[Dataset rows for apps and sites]
┄┄┄┄┄┄┄┄┄┄

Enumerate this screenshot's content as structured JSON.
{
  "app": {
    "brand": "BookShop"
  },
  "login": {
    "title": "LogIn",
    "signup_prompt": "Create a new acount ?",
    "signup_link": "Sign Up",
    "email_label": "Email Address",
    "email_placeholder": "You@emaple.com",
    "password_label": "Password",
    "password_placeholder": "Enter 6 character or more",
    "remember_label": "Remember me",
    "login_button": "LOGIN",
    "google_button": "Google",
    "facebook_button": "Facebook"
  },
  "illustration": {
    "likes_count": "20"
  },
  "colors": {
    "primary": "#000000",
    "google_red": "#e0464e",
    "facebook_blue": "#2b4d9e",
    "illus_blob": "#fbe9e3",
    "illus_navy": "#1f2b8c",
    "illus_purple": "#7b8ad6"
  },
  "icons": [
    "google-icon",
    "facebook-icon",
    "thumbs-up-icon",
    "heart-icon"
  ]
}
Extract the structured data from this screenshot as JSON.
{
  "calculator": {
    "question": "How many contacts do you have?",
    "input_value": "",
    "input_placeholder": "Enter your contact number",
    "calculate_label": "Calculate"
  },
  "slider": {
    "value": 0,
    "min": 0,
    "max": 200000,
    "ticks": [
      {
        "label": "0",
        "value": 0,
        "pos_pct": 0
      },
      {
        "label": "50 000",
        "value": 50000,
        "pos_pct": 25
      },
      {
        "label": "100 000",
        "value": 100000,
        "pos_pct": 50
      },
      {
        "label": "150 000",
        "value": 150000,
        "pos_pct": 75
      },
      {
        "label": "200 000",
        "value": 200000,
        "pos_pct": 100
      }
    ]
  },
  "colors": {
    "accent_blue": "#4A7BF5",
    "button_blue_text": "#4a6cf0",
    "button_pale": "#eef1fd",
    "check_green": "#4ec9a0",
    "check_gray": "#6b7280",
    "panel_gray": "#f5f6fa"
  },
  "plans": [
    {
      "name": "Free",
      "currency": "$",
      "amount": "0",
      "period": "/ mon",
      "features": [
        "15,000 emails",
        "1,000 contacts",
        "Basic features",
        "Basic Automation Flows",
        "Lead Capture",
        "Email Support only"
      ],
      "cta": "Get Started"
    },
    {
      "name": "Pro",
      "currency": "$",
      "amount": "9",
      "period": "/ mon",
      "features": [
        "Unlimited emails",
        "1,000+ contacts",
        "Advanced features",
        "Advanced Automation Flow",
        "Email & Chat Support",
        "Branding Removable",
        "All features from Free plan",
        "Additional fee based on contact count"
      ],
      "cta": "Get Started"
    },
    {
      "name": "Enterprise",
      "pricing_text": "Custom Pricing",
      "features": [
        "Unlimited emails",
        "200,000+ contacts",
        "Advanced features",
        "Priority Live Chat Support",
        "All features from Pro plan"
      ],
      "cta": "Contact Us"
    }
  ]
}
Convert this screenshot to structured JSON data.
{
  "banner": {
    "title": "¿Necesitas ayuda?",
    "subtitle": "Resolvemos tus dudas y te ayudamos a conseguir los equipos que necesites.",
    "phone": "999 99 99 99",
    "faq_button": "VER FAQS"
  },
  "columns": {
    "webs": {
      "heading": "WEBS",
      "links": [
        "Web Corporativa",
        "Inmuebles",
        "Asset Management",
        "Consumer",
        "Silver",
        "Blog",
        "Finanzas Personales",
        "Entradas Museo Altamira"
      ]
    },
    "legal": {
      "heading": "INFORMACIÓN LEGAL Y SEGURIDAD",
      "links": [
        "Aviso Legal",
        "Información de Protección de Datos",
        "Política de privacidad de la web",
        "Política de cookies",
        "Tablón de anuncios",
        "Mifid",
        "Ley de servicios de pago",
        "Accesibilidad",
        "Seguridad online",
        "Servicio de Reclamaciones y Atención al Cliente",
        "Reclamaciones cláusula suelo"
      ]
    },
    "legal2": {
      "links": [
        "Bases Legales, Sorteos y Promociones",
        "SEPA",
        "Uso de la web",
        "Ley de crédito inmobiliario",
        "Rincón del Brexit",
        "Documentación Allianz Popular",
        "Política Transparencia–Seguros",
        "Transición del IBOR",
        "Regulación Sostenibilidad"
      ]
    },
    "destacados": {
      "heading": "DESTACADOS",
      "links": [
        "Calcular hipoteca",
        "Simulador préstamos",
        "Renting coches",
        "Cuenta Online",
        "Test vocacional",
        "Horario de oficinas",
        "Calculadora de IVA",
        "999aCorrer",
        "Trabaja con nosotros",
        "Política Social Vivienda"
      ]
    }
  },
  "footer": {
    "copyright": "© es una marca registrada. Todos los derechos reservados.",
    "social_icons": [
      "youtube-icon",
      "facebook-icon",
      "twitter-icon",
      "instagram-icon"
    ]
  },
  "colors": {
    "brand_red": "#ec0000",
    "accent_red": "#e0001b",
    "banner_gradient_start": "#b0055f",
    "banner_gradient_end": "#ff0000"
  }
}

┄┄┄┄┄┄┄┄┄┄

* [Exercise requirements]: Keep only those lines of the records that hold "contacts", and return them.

* [Answer]:
    "question": "How many contacts do you have?",
        "1,000 contacts",
        "1,000+ contacts",
        "200,000+ contacts",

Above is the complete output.